The single longest linear feature on Earth--the "Ring of Fire" circles almost the entire Pacific. It is a ring of active volcanoes from White Island just north of New Zealand, through the South China seas, Japan, Kamchatka, the Aleutians, the Cascades and down through the Andes. Almost 25,000 miles long, it is one of the most awesome sights on Earth.




How the Earth Was Made

Driest Place on Earth

The Atacama desert is considered the driest place on Earth. Since human records of the area began, some places have never received rain. But the records don't stop there--the Atacama is also the oldest desert in the world, and recently it has been dated to an amazing 150 million years old. Other research shows that the surface of this desert is also incredibly ancient, with boulders lying there that have not moved for over 23 million years--more than 50 times longer than it's taken for our human species to evolve. the soil is so dry, it has been used as a test bed for the Mars rovers. And though the desert was once thought to be completely lifeless, strange bacteria discovered there have given scientists new hope that they might find life on the red planet. Atacama is also home to the largest copper mine in the world. Inspect the riddle of the Atacama and uncover how this extraordinarily dry landscape was created.




How the Earth Was Made

Earth's Deadliest Eruption

In the remote wastes of Siberia buried under snow are the remains of one of the greatest catastrophes that the Earth has endured. 250 million years ago, huge volumes of lava spewed out onto the surface--so much that it would have buried the whole of Texas under one mile of lava.
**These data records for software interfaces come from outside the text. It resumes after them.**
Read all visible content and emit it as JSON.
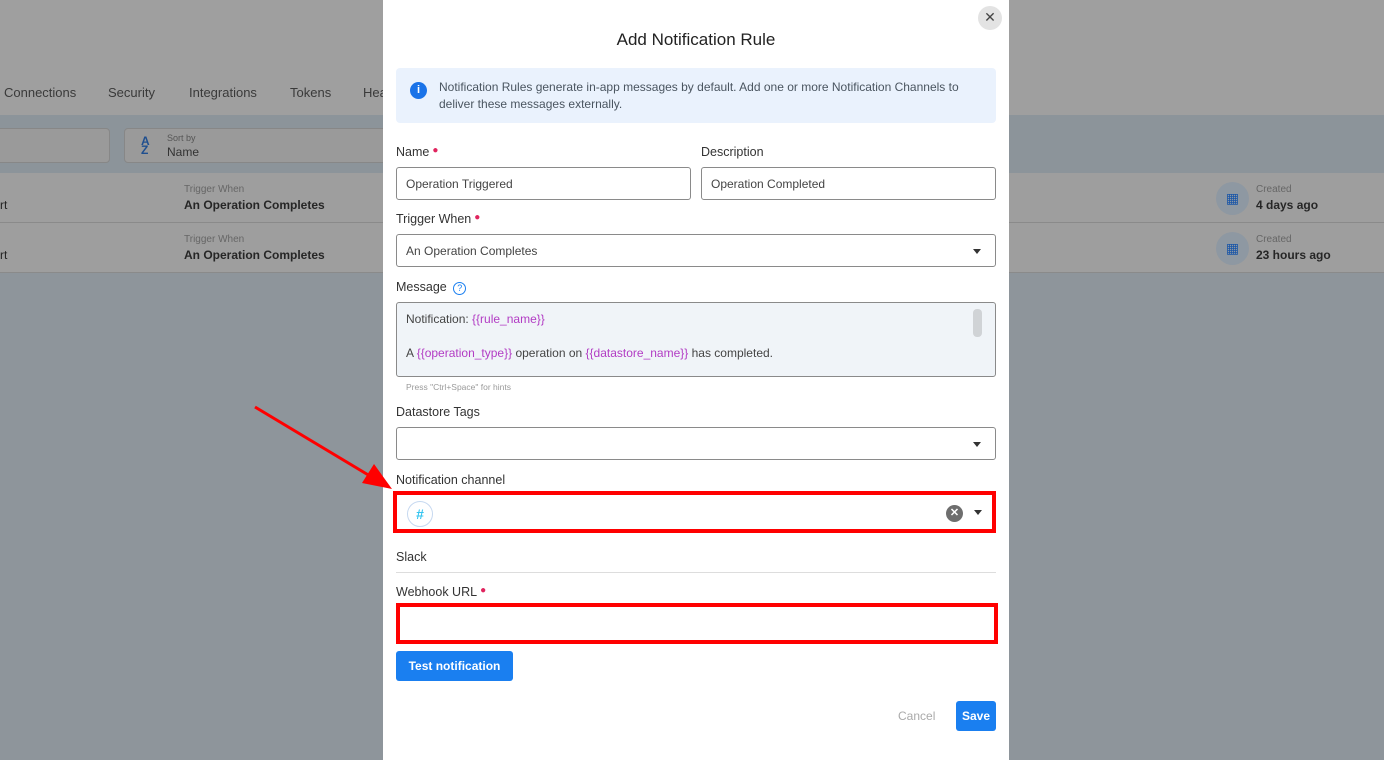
{
  "background": {
    "tabs": [
      "Connections",
      "Security",
      "Integrations",
      "Tokens",
      "Hea"
    ],
    "sort": {
      "label": "Sort by",
      "value": "Name"
    },
    "rows": [
      {
        "name_fragment": "rt",
        "trigger_label": "Trigger When",
        "trigger_value": "An Operation Completes",
        "created_label": "Created",
        "created_value": "4 days ago"
      },
      {
        "name_fragment": "rt",
        "trigger_label": "Trigger When",
        "trigger_value": "An Operation Completes",
        "created_label": "Created",
        "created_value": "23 hours ago"
      }
    ]
  },
  "modal": {
    "title": "Add Notification Rule",
    "close_icon": "close-icon",
    "info": "Notification Rules generate in-app messages by default. Add one or more Notification Channels to deliver these messages externally.",
    "name": {
      "label": "Name",
      "value": "Operation Triggered"
    },
    "description": {
      "label": "Description",
      "value": "Operation Completed"
    },
    "trigger": {
      "label": "Trigger When",
      "value": "An Operation Completes"
    },
    "message": {
      "label": "Message",
      "line1_prefix": "Notification: ",
      "line1_var": "{{rule_name}}",
      "line2_a": "A ",
      "line2_var1": "{{operation_type}}",
      "line2_b": " operation on ",
      "line2_var2": "{{datastore_name}}",
      "line2_c": " has completed.",
      "hint": "Press \"Ctrl+Space\" for hints"
    },
    "datastore_tags": {
      "label": "Datastore Tags",
      "value": ""
    },
    "notification_channel": {
      "label": "Notification channel",
      "selected_icon": "slack-icon"
    },
    "section": "Slack",
    "webhook": {
      "label": "Webhook URL",
      "value": ""
    },
    "test_button": "Test notification",
    "cancel_button": "Cancel",
    "save_button": "Save"
  },
  "colors": {
    "primary": "#1a7ff0",
    "highlight": "#ff0000",
    "variable": "#b23cc4",
    "required": "#e0245e"
  }
}
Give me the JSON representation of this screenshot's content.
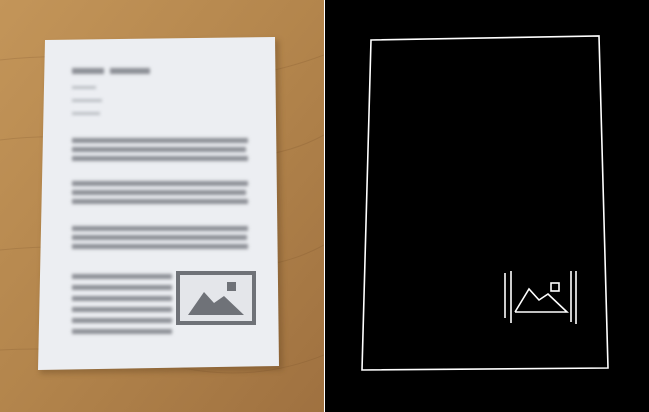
{
  "panels": [
    {
      "name": "photo",
      "description_visible": false
    },
    {
      "name": "edge-map",
      "description_visible": false
    }
  ],
  "colors": {
    "desk": "#b88a52",
    "desk_dark": "#a5773f",
    "paper": "#eceef2",
    "text_blur": "#8c8f95",
    "image_frame": "#6f7278",
    "edge_line": "#ffffff",
    "edge_bg": "#000000"
  },
  "document": {
    "paragraph_count": 4,
    "has_image_placeholder": true
  },
  "icons": [
    "image-placeholder-icon"
  ]
}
At first the temperature dipped but then the greenhouse gases that escaped from the depressurized lava caused a massive global warming. It wreaked havoc and 95% of the species on Earth became extinct. Yet life hung on and in time this disaster paved the way for the next great phase of life on earth--the age of the dinosaurs.
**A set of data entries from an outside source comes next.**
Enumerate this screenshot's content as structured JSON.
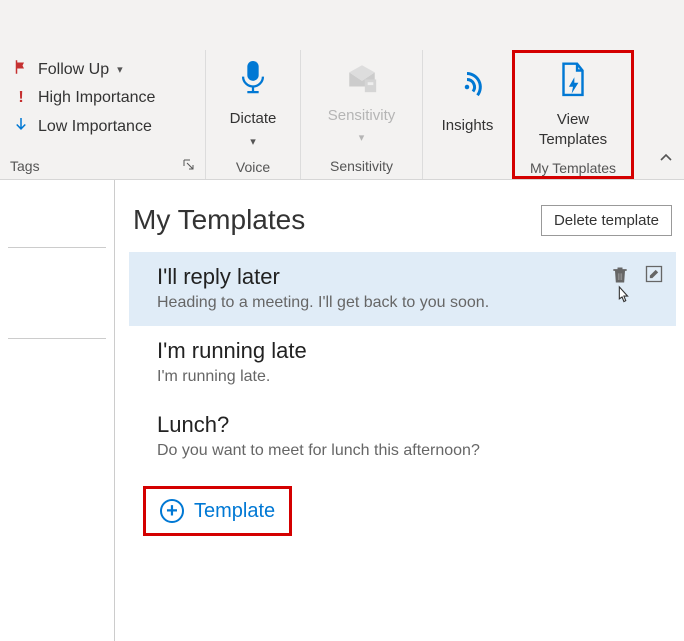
{
  "ribbon": {
    "tags": {
      "follow_up": "Follow Up",
      "high_importance": "High Importance",
      "low_importance": "Low Importance",
      "group_label": "Tags"
    },
    "voice": {
      "dictate": "Dictate",
      "group_label": "Voice"
    },
    "sensitivity": {
      "label": "Sensitivity",
      "group_label": "Sensitivity"
    },
    "insights": {
      "label": "Insights"
    },
    "my_templates": {
      "view_label": "View Templates",
      "group_label": "My Templates"
    }
  },
  "pane": {
    "title": "My Templates",
    "delete_button": "Delete template",
    "templates": [
      {
        "title": "I'll reply later",
        "body": "Heading to a meeting. I'll get back to you soon."
      },
      {
        "title": "I'm running late",
        "body": "I'm running late."
      },
      {
        "title": "Lunch?",
        "body": "Do you want to meet for lunch this afternoon?"
      }
    ],
    "add_label": "Template"
  }
}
How the Earth Was Made


The Sierra Nevada, North America's highest mountain range, contains one of the most awe-inspiring geological features on the planet: Yosemite Valley. Walled by sheer 3,000-foot granite cliffs and made from one of the toughest rocks on earth, it is home to the mighty El Capitan and iconic Half Dome. Yet how this extraordinary valley formed has been the subject of controversy for over 100 years. Was it carved by gigantic glaciers or a cataclysmic rifting of the Earth?




How the Earth Was Made
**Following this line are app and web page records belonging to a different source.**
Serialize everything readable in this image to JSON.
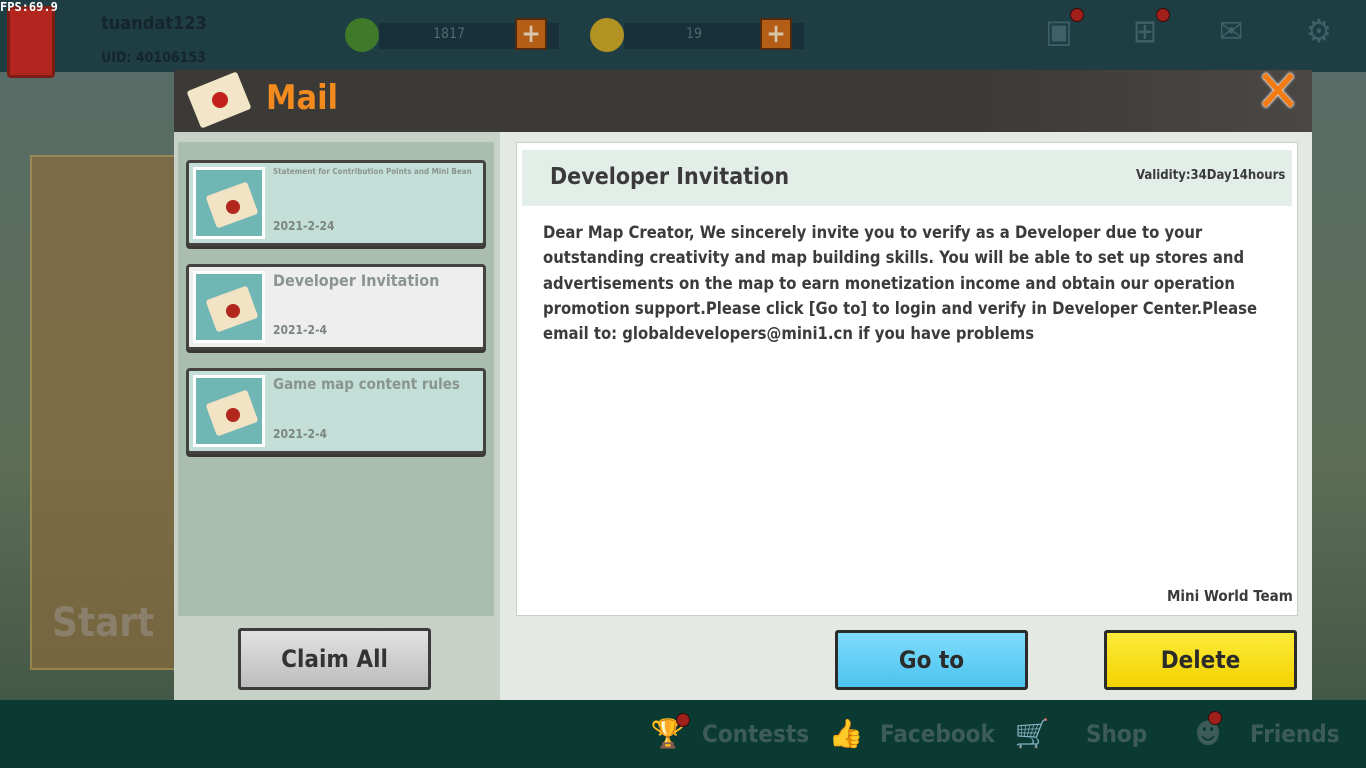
{
  "hud": {
    "fps": "FPS:69.9",
    "username": "tuandat123",
    "uid": "UID: 40106153",
    "currencies": [
      {
        "icon": "mini-coin-green-icon",
        "value": "1817",
        "color": "#3f7a2b"
      },
      {
        "icon": "mini-bean-gold-icon",
        "value": "19",
        "color": "#b39224"
      }
    ],
    "top_icons": [
      "chest-icon",
      "gift-icon",
      "mail-icon",
      "gear-icon"
    ]
  },
  "background": {
    "start_label": "Start"
  },
  "bottom_nav": [
    {
      "label": "Contests",
      "icon": "trophy-icon",
      "badge": true
    },
    {
      "label": "Facebook",
      "icon": "thumbs-up-icon",
      "badge": false
    },
    {
      "label": "Shop",
      "icon": "cart-icon",
      "badge": false
    },
    {
      "label": "Friends",
      "icon": "friends-icon",
      "badge": true
    }
  ],
  "mail": {
    "title": "Mail",
    "close_icon": "close-icon",
    "items": [
      {
        "title": "Statement for Contribution Points and Mini Bean",
        "date": "2021-2-24",
        "selected": false
      },
      {
        "title": "Developer Invitation",
        "date": "2021-2-4",
        "selected": true
      },
      {
        "title": "Game map content rules",
        "date": "2021-2-4",
        "selected": false
      }
    ],
    "claim_all": "Claim All",
    "detail": {
      "title": "Developer Invitation",
      "validity": "Validity:34Day14hours",
      "body": "Dear Map Creator, We sincerely invite you to verify as a Developer due to your outstanding creativity and map building skills. You will be able to set up stores and advertisements on the map to earn monetization income and obtain our operation promotion support.Please click [Go to] to login and verify in Developer Center.Please email to: globaldevelopers@mini1.cn if you have problems",
      "sender": "Mini World Team"
    },
    "goto": "Go to",
    "delete": "Delete",
    "colors": {
      "title": "#f28a1e",
      "goto": "#5ccff5",
      "delete": "#f7df0e",
      "selected_item": "#eeeeee",
      "item": "#c4ded8"
    }
  }
}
These giant mountain-sized boulders from space have wrought death and destruction throughout the millennia but until recently geologists could find no evidence that they had actually struck the earth. Follow the remarkable detective story that begins at Meteor Crater in Arizona as mining engineers desperately try to unearth the billion dollar iron boulder they thought was lying there. It's a detective story that also uncovers immense riches; the world's biggest nickel deposit in Sudbury, Canada, vast oil reserves in the Gulf of Mexico and a gold mine in South Africa--all the result of asteroid impacts. Evidence is also unearthed of violent impacts that decimated some of the first people to live in America. What clues do asteroids, and their smaller cousins, meteorites, hold in the formation of the early Earth and perhaps life itself?